WHAT NEEDS TO BE DONE
Leave out every picture, and restate word for word only the lines from the one containing "Serialize everything readable" through the end of the material.

ENTRIES SUPPLIED
========================================================================

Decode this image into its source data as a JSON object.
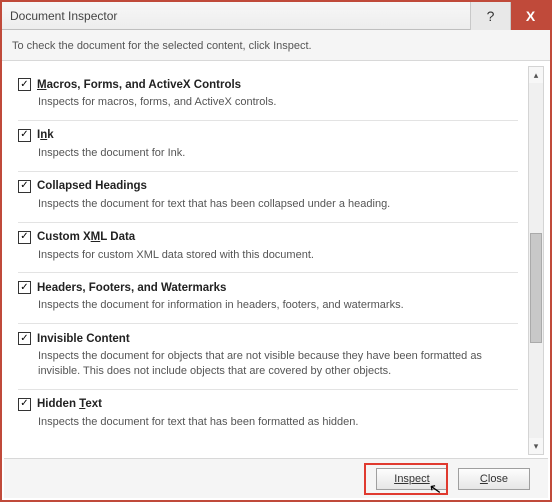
{
  "window": {
    "title": "Document Inspector",
    "help_label": "?",
    "close_label": "X"
  },
  "instruction": "To check the document for the selected content, click Inspect.",
  "items": [
    {
      "checked": true,
      "title_html": "<span class='ul'>M</span>acros, Forms, and ActiveX Controls",
      "desc": "Inspects for macros, forms, and ActiveX controls."
    },
    {
      "checked": true,
      "title_html": "I<span class='ul'>n</span>k",
      "desc": "Inspects the document for Ink."
    },
    {
      "checked": true,
      "title_html": "Collapsed Headings",
      "desc": "Inspects the document for text that has been collapsed under a heading."
    },
    {
      "checked": true,
      "title_html": "Custom X<span class='ul'>M</span>L Data",
      "desc": "Inspects for custom XML data stored with this document."
    },
    {
      "checked": true,
      "title_html": "Headers, Footers, and Watermarks",
      "desc": "Inspects the document for information in headers, footers, and watermarks."
    },
    {
      "checked": true,
      "title_html": "Invisible Content",
      "desc": "Inspects the document for objects that are not visible because they have been formatted as invisible. This does not include objects that are covered by other objects."
    },
    {
      "checked": true,
      "title_html": "Hidden <span class='ul'>T</span>ext",
      "desc": "Inspects the document for text that has been formatted as hidden."
    }
  ],
  "buttons": {
    "inspect": "Inspect",
    "close": "Close"
  },
  "scrollbar": {
    "up": "▴",
    "down": "▾"
  }
}
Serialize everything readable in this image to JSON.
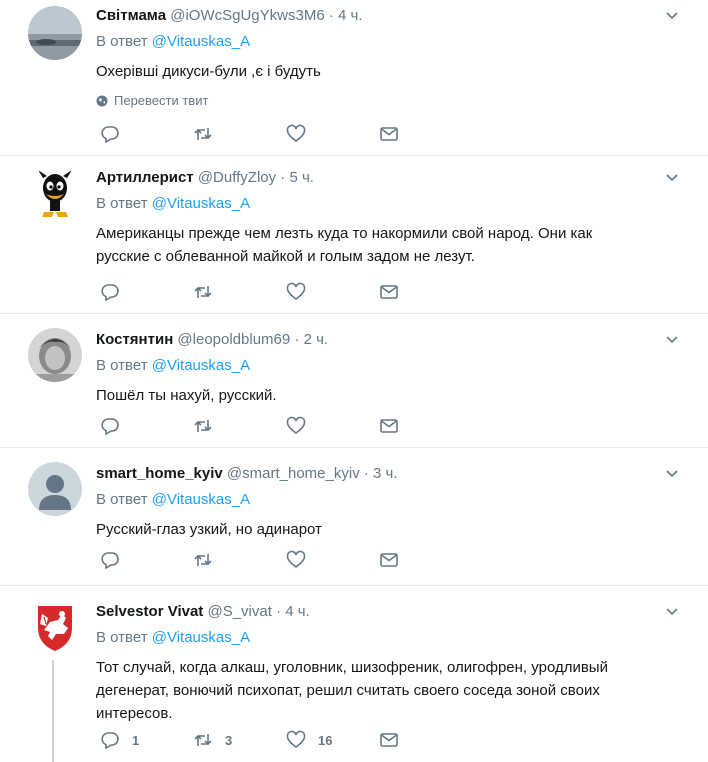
{
  "tweets": [
    {
      "name": "Світмама",
      "handle": "@iOWcSgUgYkws3M6",
      "time": "4 ч.",
      "reply_prefix": "В ответ",
      "reply_to": "@Vitauskas_A",
      "text": "Охерівші дикуси-були ,є і будуть",
      "translate": "Перевести твит",
      "counts": {
        "reply": "",
        "retweet": "",
        "like": ""
      }
    },
    {
      "name": "Артиллерист",
      "handle": "@DuffyZloy",
      "time": "5 ч.",
      "reply_prefix": "В ответ",
      "reply_to": "@Vitauskas_A",
      "text_line1": "Американцы прежде чем лезть куда то накормили свой народ. Они как",
      "text_line2": "русские с облеванной  майкой и голым задом не лезут.",
      "counts": {
        "reply": "",
        "retweet": "",
        "like": ""
      }
    },
    {
      "name": "Костянтин",
      "handle": "@leopoldblum69",
      "time": "2 ч.",
      "reply_prefix": "В ответ",
      "reply_to": "@Vitauskas_A",
      "text": "Пошёл ты нахуй, русский.",
      "counts": {
        "reply": "",
        "retweet": "",
        "like": ""
      }
    },
    {
      "name": "smart_home_kyiv",
      "handle": "@smart_home_kyiv",
      "time": "3 ч.",
      "reply_prefix": "В ответ",
      "reply_to": "@Vitauskas_A",
      "text": "Русский-глаз узкий, но адинарот",
      "counts": {
        "reply": "",
        "retweet": "",
        "like": ""
      }
    },
    {
      "name": "Selvestor Vivat",
      "handle": "@S_vivat",
      "time": "4 ч.",
      "reply_prefix": "В ответ",
      "reply_to": "@Vitauskas_A",
      "text_line1": "Тот случай, когда алкаш, уголовник, шизофреник, олигофрен, уродливый",
      "text_line2": "дегенерат, вонючий психопат, решил считать своего соседа зоной своих",
      "text_line3": "интересов.",
      "counts": {
        "reply": "1",
        "retweet": "3",
        "like": "16"
      }
    }
  ],
  "separator": "·",
  "colors": {
    "link": "#1da1f2",
    "muted": "#657786",
    "text": "#14171a",
    "border": "#e6ecf0"
  }
}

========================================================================

RESPONSE BOX
Serialize everything readable in this image to JSON.
{
  "tweets": [
    {
      "name": "Світмама",
      "handle": "@iOWcSgUgYkws3M6",
      "time": "4 ч.",
      "reply_prefix": "В ответ",
      "reply_to": "@Vitauskas_A",
      "text": "Охерівші дикуси-були ,є і будуть",
      "translate": "Перевести твит",
      "counts": {
        "reply": "",
        "retweet": "",
        "like": ""
      }
    },
    {
      "name": "Артиллерист",
      "handle": "@DuffyZloy",
      "time": "5 ч.",
      "reply_prefix": "В ответ",
      "reply_to": "@Vitauskas_A",
      "text_line1": "Американцы прежде чем лезть куда то накормили свой народ. Они как",
      "text_line2": "русские с облеванной  майкой и голым задом не лезут.",
      "counts": {
        "reply": "",
        "retweet": "",
        "like": ""
      }
    },
    {
      "name": "Костянтин",
      "handle": "@leopoldblum69",
      "time": "2 ч.",
      "reply_prefix": "В ответ",
      "reply_to": "@Vitauskas_A",
      "text": "Пошёл ты нахуй, русский.",
      "counts": {
        "reply": "",
        "retweet": "",
        "like": ""
      }
    },
    {
      "name": "smart_home_kyiv",
      "handle": "@smart_home_kyiv",
      "time": "3 ч.",
      "reply_prefix": "В ответ",
      "reply_to": "@Vitauskas_A",
      "text": "Русский-глаз узкий, но адинарот",
      "counts": {
        "reply": "",
        "retweet": "",
        "like": ""
      }
    },
    {
      "name": "Selvestor Vivat",
      "handle": "@S_vivat",
      "time": "4 ч.",
      "reply_prefix": "В ответ",
      "reply_to": "@Vitauskas_A",
      "text_line1": "Тот случай, когда алкаш, уголовник, шизофреник, олигофрен, уродливый",
      "text_line2": "дегенерат, вонючий психопат, решил считать своего соседа зоной своих",
      "text_line3": "интересов.",
      "counts": {
        "reply": "1",
        "retweet": "3",
        "like": "16"
      }
    }
  ],
  "separator": "·",
  "colors": {
    "link": "#1da1f2",
    "muted": "#657786",
    "text": "#14171a",
    "border": "#e6ecf0"
  }
}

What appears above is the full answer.